Feb. 8, 2023
Eclipsed for decades by cheaper molds in Asia, Portugal's strong mold-making industry is seeing a gradual return of demand from the U.S.

By Ron Shinn

There was a time just 25 years or so ago when processors and original equipment manufacturers who wanted to save money but still get high-quality injection molds went offshore — to Portugal.

But the allure of cheap Asian labor caused an abrupt about-face. In just a few years, Portugal’s orders from North America — which once totaled 65 percent of Portugal’s output — disappeared completely as those customers raced to China and elsewhere in Asia.

Fortunately, the Portuguese mold-making industry has remained strong. Now, the often-cited problems in Asia of poor quality control, delivery delays and high transportation costs that are resulting in reshoring of plastics industry operations to the U.S. are leading some mold buyers back to Portugal.

“Our shipments to the U.S. have been slowly increasing for the past five years,” said Patrício Tavares, spokesman for Cefamol, the Portuguese national mold makers association, during an interview at K 2022. “But we are not yet even close to what we were 20 years ago.”

Some of that comeback growth has been in the automotive market, Tavares said. “We have a high standard of quality, so automotive has been a logical step."

He also said that European and Asian auto manufacturers that have expanded in the U.S. outside of the traditional Detroit-Cleveland area have also benefited Portuguese mold makers. “These companies are building new supply chains, and we are trying to enter those supply chains. Some of them are the same companies we are working with in Europe.”

Here is a little background. Mold making in Portugal for plastics evolved from a centuries-old glass-making industry. In 1950, two brothers who built molds for the glass industry split, and one brother left the company to start his own business. Not wanting to compete with his brother, he decided to make molds for plastics.

Today the industry is centered north of Lisbon in the towns of Marinha Grande and Oliveira de Azeméis. Tavares estimates there are about 500 tool and mold making companies in those two areas and nearly every one can trace its roots to that first company. A colleague who visited said you could frequently walk out the front door of one mold maker and see the plant of the next one.

Mold making companies in Portugal have always been a tight-knit group. They generously fund their trade association, which appears at trade shows around the world. They have always invested in automation and in research and development. Some of the Portuguese mold making plants are heavily automated, lights-out facilities.

There has always been a high level of cooperation between the Portuguese companies. An example occurred in 2018 when five Portuguese mold makers recognized a business opportunity in Mexico’s growing plastics industry and joined together to open a plant in Mexico to build, service and repair molds.

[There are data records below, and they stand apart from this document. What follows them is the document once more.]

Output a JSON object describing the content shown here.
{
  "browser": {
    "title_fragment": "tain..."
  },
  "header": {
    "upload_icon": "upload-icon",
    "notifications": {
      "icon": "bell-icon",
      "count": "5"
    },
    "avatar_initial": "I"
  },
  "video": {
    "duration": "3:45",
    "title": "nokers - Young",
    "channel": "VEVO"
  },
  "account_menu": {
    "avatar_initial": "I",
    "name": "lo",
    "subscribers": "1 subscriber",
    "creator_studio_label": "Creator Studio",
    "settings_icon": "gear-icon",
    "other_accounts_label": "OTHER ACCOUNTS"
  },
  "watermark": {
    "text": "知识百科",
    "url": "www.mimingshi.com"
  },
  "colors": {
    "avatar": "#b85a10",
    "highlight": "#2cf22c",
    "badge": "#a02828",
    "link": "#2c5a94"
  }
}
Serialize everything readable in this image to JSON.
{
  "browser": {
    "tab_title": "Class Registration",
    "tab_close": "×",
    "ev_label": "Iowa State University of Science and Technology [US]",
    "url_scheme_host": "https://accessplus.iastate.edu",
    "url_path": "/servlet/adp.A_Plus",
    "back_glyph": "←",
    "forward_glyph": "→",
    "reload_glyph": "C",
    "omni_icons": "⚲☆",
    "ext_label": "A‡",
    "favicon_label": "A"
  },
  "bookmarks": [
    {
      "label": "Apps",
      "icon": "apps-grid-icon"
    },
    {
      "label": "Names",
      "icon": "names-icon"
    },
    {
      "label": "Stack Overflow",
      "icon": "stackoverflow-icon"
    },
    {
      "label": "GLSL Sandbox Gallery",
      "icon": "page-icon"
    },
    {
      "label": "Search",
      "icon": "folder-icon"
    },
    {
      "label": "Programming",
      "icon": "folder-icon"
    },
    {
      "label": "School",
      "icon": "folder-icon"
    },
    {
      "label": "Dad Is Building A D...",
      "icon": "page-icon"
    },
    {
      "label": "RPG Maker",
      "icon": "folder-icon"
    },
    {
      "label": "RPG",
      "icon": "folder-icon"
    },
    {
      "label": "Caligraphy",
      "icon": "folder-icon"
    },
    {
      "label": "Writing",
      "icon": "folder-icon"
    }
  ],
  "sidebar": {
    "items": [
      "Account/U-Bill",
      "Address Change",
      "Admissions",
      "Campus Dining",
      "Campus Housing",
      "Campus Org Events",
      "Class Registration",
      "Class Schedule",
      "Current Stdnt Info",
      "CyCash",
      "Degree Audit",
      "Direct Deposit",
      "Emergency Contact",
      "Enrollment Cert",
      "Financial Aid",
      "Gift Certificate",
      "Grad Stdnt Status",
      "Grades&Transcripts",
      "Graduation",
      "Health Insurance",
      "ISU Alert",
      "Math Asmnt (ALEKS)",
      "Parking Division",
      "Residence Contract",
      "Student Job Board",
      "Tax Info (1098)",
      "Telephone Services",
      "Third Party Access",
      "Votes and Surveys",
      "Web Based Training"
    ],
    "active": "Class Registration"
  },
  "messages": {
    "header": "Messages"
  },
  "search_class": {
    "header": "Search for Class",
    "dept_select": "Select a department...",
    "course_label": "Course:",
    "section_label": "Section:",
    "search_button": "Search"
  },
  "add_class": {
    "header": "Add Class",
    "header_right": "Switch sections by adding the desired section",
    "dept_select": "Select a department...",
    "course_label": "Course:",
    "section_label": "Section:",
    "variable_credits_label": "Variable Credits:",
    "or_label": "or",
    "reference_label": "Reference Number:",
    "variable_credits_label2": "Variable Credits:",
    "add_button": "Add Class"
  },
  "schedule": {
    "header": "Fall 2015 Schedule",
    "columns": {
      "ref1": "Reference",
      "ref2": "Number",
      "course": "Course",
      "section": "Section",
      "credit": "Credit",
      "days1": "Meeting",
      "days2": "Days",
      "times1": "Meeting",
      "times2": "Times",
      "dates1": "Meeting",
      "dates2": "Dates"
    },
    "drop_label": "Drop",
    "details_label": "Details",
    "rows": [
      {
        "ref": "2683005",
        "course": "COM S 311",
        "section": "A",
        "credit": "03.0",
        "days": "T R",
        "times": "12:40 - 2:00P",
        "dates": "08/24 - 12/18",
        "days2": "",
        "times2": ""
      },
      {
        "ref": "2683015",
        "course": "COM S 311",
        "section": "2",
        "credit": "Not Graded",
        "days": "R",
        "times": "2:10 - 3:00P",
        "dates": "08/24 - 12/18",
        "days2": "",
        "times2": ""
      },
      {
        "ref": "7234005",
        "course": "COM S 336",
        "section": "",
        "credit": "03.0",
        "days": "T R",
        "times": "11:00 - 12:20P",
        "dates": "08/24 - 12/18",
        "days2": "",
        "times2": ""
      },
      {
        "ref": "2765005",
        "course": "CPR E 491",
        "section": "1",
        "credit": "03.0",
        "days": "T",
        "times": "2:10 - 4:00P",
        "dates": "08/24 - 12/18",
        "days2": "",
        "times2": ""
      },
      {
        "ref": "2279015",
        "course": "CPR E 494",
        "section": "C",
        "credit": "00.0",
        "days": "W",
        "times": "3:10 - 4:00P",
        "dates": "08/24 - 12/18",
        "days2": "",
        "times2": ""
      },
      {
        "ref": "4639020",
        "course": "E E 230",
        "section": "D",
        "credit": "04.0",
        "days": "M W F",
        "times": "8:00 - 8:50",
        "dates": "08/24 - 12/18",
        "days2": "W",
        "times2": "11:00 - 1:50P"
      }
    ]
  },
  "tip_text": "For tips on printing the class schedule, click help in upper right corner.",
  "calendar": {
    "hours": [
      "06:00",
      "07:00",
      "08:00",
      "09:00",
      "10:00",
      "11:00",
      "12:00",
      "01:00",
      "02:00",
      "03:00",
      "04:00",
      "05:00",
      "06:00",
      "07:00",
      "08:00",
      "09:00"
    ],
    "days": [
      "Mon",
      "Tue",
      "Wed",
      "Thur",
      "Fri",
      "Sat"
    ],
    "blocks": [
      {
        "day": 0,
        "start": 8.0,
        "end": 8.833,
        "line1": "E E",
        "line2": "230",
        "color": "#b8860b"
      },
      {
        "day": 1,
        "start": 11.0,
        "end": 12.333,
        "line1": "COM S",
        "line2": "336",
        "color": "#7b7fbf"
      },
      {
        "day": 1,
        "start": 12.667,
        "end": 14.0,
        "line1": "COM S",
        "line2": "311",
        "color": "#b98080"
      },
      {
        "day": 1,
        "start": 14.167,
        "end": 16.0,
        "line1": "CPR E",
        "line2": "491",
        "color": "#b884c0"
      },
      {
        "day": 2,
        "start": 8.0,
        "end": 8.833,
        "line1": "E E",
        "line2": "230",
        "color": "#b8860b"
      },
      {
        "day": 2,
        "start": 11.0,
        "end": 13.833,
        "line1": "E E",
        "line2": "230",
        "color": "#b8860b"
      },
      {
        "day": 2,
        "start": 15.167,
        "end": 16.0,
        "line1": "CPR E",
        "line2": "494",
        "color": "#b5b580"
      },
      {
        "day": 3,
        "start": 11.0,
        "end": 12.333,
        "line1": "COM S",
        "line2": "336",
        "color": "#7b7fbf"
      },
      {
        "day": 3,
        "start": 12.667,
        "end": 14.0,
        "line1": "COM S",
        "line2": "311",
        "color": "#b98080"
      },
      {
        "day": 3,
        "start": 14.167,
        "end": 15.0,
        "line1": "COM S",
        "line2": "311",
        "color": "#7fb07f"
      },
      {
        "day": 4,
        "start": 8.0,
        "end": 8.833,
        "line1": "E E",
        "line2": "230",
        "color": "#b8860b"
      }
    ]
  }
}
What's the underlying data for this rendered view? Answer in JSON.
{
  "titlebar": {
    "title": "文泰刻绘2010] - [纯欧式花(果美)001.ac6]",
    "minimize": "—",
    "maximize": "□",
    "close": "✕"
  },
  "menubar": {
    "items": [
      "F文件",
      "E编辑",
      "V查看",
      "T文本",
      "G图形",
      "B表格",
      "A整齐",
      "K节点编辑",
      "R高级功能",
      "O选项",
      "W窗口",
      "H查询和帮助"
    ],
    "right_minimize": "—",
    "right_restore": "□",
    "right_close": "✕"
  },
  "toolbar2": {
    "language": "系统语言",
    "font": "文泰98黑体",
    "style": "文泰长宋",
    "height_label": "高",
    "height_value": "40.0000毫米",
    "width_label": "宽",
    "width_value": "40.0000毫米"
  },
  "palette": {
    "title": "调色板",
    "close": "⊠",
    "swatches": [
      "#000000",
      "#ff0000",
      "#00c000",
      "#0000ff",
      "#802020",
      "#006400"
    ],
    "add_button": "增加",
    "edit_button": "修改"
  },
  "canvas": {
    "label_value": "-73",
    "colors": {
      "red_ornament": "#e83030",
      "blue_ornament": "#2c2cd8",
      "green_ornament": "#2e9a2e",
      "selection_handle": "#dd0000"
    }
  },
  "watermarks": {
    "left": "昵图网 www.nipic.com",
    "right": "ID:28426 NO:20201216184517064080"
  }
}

A generation ago, a mold made in Portugal for a U.S. customer cost about 15 percent to 25 percent less than the same mold made in the U.S. Later, a mold built in China might double that savings compared with a U.S.-built mold.

Tavares said new orders from the U.S. started to appear at exactly the same time he started hearing complaints about Asian mold makers.

Mold orders from the U.S. now account for about 10 percent of Portugal’s total mold making business, and the number is slowly growing. During the past 20 years, strong growth in the automotive industry in Germany, Spain and France sustained the Portuguese mold making industry. “The switch of markets was a fast process,” said Tavares.

Portuguese mold makers originally had many customers in the U.S. toy industry. When those orders disappeared, Tavares said it allowed the Portuguese tool industry to evolve, first into automotive, then consumer goods, medical and packaging industries.

“We have a lot to offer companies in North America,” said Tavares. “Good quality and a good price. We are increasing our business in the U.S.”

Tavares said his association is organizing efforts to increase Portuguese penetration into the U.S. medical molding market because of its high-value parts. A second target is the U.S.  packaging market, which he said is proving to be more difficult because of strong competition from U.S. mold makers.

Will U.S. companies return significant amounts of their mold making business to Portugal? Tavares said he is hopeful it all comes back, but is realistic that it will never again account for 65 percent of Portugal’s total sales. Mold making industries in the U.S., Canada and Mexico are stronger than they were 20 years ago, he said.

Keeping mold building in this country has plenty of benefits. However, competition from Portuguese companies offering high-quality molds at good prices also benefits domestic processors. 

Ron Shinn, editor

[email protected]

About the Author

Ron Shinn | Editor

Editor Ron Shinn is a co-founder of Plastics Machinery & Manufacturing and has been covering the plastics industry for more than 35 years. He leads the editorial team, directs coverage and sets the editorial calendar. He also writes features, including the Talking Points column and On the Factory Floor, and covers recycling and sustainability for PMM and Plastics Recycling.